▶ _Material for the task_
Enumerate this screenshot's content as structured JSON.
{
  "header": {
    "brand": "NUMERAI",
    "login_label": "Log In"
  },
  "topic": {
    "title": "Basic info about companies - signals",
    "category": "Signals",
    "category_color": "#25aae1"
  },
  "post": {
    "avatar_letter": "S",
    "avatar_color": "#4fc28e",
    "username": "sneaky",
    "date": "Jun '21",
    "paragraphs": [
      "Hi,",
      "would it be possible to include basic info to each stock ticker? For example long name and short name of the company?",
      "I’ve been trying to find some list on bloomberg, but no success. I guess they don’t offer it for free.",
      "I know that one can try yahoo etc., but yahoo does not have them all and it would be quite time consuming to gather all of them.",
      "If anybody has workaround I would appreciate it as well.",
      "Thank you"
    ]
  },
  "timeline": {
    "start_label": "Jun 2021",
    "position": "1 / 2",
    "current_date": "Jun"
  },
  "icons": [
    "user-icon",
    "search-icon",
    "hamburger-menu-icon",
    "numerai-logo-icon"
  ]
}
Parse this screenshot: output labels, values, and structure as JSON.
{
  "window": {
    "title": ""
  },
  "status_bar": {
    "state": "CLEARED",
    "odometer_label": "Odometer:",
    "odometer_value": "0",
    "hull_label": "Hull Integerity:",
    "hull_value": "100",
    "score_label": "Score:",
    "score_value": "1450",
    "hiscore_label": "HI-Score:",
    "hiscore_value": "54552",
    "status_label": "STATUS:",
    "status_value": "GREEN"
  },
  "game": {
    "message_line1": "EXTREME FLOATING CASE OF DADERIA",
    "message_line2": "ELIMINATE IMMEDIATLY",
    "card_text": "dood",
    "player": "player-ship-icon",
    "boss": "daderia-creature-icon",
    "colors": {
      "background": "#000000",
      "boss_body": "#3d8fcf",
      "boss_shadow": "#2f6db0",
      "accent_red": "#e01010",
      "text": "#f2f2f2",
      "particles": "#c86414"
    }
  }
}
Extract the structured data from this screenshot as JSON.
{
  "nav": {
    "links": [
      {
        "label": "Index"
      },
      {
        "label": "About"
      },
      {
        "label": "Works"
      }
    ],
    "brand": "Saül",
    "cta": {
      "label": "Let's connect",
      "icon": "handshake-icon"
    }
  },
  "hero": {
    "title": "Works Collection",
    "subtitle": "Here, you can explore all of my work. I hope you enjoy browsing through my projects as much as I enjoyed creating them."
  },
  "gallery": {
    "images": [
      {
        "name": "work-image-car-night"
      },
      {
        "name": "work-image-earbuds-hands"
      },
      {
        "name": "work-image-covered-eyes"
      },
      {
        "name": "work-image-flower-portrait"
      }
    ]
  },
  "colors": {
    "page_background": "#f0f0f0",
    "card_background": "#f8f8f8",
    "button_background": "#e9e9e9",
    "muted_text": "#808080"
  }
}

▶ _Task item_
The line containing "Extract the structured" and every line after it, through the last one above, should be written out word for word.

▶ _Answer area_
Extract the structured data from this screenshot as JSON.
{
  "nav": {
    "links": [
      {
        "label": "Index"
      },
      {
        "label": "About"
      },
      {
        "label": "Works"
      }
    ],
    "brand": "Saül",
    "cta": {
      "label": "Let's connect",
      "icon": "handshake-icon"
    }
  },
  "hero": {
    "title": "Works Collection",
    "subtitle": "Here, you can explore all of my work. I hope you enjoy browsing through my projects as much as I enjoyed creating them."
  },
  "gallery": {
    "images": [
      {
        "name": "work-image-car-night"
      },
      {
        "name": "work-image-earbuds-hands"
      },
      {
        "name": "work-image-covered-eyes"
      },
      {
        "name": "work-image-flower-portrait"
      }
    ]
  },
  "colors": {
    "page_background": "#f0f0f0",
    "card_background": "#f8f8f8",
    "button_background": "#e9e9e9",
    "muted_text": "#808080"
  }
}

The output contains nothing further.